There was one more chair to go, though.

The chaplain in this facility explained to me how my last chair would work. I would be taken to it, strapped in it, a thing put over my head, and then get a thunderbolt of electricity, and I would die after getting my last meal. I nodded at all of this, not really caring how big it was or how comfy. My focus is on what the chair actually did. It killed you. As he went over the details, my butt started to sweat. All those chairs! We talked about regrets. I had lots of them, starting with my high chair. Why didn’t I have a better high chair? Or maybe a worse one? If something had been different, I wouldn’t have wound up like this. It started with my mother, shoveling all that food down my throat. What was going through her mind?  The hour got late, and the chaplain said he was going. One last question, though. What did I want for my last meal?

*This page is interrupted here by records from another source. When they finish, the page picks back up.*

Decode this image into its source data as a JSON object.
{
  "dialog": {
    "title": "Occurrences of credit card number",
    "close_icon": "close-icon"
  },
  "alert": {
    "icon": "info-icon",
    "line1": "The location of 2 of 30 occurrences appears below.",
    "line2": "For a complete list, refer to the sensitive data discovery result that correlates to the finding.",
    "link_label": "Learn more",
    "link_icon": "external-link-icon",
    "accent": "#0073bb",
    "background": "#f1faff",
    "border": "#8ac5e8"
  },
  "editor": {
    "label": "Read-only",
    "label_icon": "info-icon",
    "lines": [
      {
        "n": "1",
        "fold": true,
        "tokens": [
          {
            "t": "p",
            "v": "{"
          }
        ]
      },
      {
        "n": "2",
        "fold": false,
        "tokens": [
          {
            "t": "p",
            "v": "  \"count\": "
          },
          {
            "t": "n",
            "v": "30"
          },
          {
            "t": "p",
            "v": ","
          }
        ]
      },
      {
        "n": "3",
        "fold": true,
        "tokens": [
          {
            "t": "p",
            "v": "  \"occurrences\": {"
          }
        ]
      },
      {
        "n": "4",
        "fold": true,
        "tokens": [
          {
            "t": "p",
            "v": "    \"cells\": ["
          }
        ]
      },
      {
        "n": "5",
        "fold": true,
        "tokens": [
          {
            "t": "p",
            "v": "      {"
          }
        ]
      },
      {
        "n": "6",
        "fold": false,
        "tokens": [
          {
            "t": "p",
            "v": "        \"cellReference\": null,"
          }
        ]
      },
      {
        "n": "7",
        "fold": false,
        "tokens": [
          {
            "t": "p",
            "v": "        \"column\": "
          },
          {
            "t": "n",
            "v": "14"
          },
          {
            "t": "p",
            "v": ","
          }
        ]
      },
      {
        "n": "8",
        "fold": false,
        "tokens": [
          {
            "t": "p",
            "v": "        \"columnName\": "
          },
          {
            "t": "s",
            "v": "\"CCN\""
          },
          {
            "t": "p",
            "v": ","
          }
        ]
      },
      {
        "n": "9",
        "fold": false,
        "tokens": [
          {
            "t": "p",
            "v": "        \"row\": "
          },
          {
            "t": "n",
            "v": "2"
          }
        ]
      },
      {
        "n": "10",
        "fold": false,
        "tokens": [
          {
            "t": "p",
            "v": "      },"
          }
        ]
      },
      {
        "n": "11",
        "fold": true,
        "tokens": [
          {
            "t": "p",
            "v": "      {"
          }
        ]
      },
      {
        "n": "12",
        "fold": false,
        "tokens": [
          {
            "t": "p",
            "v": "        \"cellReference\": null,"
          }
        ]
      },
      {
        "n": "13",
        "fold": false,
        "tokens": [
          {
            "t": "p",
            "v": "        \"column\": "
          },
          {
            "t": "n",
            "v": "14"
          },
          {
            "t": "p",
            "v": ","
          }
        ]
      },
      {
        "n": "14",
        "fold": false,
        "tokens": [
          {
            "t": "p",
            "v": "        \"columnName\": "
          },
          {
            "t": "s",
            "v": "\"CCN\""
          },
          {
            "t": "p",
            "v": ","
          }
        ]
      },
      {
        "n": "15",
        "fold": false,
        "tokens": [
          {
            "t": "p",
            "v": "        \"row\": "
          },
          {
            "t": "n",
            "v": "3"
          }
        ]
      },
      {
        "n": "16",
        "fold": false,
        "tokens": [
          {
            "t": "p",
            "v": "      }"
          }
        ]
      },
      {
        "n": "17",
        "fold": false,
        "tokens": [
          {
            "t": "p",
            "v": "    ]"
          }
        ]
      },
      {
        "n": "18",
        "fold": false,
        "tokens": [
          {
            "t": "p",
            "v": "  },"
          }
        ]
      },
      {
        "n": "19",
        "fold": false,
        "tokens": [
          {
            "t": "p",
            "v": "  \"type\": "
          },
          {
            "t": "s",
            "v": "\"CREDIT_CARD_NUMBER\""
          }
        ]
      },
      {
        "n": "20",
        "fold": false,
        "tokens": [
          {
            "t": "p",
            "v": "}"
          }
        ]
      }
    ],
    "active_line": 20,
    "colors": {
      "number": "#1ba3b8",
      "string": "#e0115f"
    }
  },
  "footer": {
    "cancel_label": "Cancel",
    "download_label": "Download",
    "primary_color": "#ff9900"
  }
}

Ha! I’ll bet you think I’ll say porridge. That would be so neat and clean, wrapping up my life in a little package with a bow on it. Like life gets all summed up so that there is meaning to it. Ah! How smart, how clever, how symmetrical! But things were all going to end tomorrow without a neat tidy ending. They would stop with an apostrophe, a question mark, an asterisk, something like irony. Now, at the tail-end of a regretful life, I thought hard about all I wanted and had gotten and decided what would be the most logical choice.

“So what’s it going to be, my son – steak?”

“No.”

“Lobster?”

“No.”

“Osso Bucco?” 

“No.”

“What, then, my son?” the chaplain spoke, looking sad.

I patted the metal surface of the bunk I sat on and smiled back with my own sad eyes.

“I’ll have the rump roast.”



Paul Smith is a civil engineer who has worked in the construction racket for many years. He has travelled all over the place and met lots of people from all walks of life. Some have enriched his life. Others made him wish he or they were all dead. He likes writing poetry and fiction. He also likes Newcastle Brown Ale. If you see him, buy him one.